Another member of this family deserving of a place in any border is Astrantia or masterwort.  This wildflower is a native of France but has not crossed the channel under its own steam.  It was introduced in the 16th century and is now naturalised in a few locations and has become a garden favourite in its many cultivated forms.  Most of these come in shades of pink and all are equally beautiful, but the delicate shaggy wildflower is still my favourite.  Bees buzz around it to collect pollen and it’s versatility means it is happy in a little shade.

If growing a few wildflowers is a priority and you have shady corners to fill, then sweet cicely is something you should never be without.  It earns its common name from both the sweetly scented leaves and the seeds, the latter having a delicious flavour of sugary aniseed and said to be an appetite suppressant.  This is a long lived wildflower with a tap root so not easy to move from one spot to another. It will self seed though, or can be easily increased as long as the large seeds are left outside through the cold winter months to allow the frost to work on them. The seeds can be eaten – when baked with rhubarb or other sharp fruit they add a subtle sweetness to crumbles and pies.  Shady spots will also suit the little wood sanicle, a delicate white-blossomed plant for a hedge bottom or under trees.

If you have poorly drained clay soil or a pond with a damp edge you may want to try the positively statuesque wild angelica.  In a suitable spot this plant can reach 2 meters in height, its stems and leaves suffused with pinky purple.  It is a perennial plant, unlike the cultivated angelica which tends to be biennial, and our wildflower’s Latin name of Angelica sylvestris indicates its preferences, sylvestris meaning ‘of the woods’.  It is ideal for a damp and shady place where other plants may not thrive.  There are many others in this family which enjoy damp places, especially the water dropworts and water parsnips, but these are best avoided in garden situations, many being rampant and some very poisonous.

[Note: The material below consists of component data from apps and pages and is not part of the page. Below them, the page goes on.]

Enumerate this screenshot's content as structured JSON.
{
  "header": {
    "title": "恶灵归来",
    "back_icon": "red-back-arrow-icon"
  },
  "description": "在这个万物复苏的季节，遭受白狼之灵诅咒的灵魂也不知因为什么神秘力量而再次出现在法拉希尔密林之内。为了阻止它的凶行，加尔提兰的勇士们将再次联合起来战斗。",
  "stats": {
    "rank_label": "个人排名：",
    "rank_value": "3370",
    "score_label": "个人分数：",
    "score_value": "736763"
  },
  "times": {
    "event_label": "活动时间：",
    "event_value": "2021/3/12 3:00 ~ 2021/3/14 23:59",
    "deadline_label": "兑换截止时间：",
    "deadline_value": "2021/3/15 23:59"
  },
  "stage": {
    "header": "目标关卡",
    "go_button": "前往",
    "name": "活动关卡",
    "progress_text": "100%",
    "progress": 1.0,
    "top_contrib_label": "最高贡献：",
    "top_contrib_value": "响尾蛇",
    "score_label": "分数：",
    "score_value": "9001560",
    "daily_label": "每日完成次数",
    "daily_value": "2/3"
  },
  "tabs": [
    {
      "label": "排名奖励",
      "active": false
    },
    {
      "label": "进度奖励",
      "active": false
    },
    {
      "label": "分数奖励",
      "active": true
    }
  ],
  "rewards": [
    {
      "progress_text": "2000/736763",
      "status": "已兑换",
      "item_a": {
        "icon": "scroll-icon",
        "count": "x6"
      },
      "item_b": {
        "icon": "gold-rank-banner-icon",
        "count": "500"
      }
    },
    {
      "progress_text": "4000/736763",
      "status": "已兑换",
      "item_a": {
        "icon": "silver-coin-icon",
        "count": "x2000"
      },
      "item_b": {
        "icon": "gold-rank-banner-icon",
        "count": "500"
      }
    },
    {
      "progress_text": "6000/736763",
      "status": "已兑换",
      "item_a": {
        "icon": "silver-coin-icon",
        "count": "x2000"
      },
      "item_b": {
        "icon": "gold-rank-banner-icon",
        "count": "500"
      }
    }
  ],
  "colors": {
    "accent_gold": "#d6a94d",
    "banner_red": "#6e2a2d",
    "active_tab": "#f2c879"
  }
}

If your garden is sufficiently wild there is nothing like the white froth of cow parsley or Queen Anne’s Lace in May.  Beware though – it spreads relentlessly and sweet cicely may be a better-behaved substitute.  I also love wild parsnip, with its tall, stately, bright yellow flowers.  Even hogweed has it’s virtues, being one of the best hoverfly attractants in this group.  A garden meadow can also accommodate several species including the pretty wild carrot already described, pignut with its tiny edible root, hedge parsley, chervil and burnet saxifrage.  These species are adapted to making their living in grassy places and as long as a regime of cutting and raking annually is maintained, will cause no problems and add a froth of white flowers in summer.
Identification of our carrot family members in the wild is notoriously difficult. Few of these species are available as plants in nurseries or garden centres but seeds of many of them can be obtained from wildflower seed suppliers - where the Umbellifers are concerned it is best to go to the experts to make sure you get the species you want.  Grow them, get to know them at close quarters and soon you will wonder how you ever managed without these delicate flowers in your garden.

© Text and photographs Jenny Steel 2017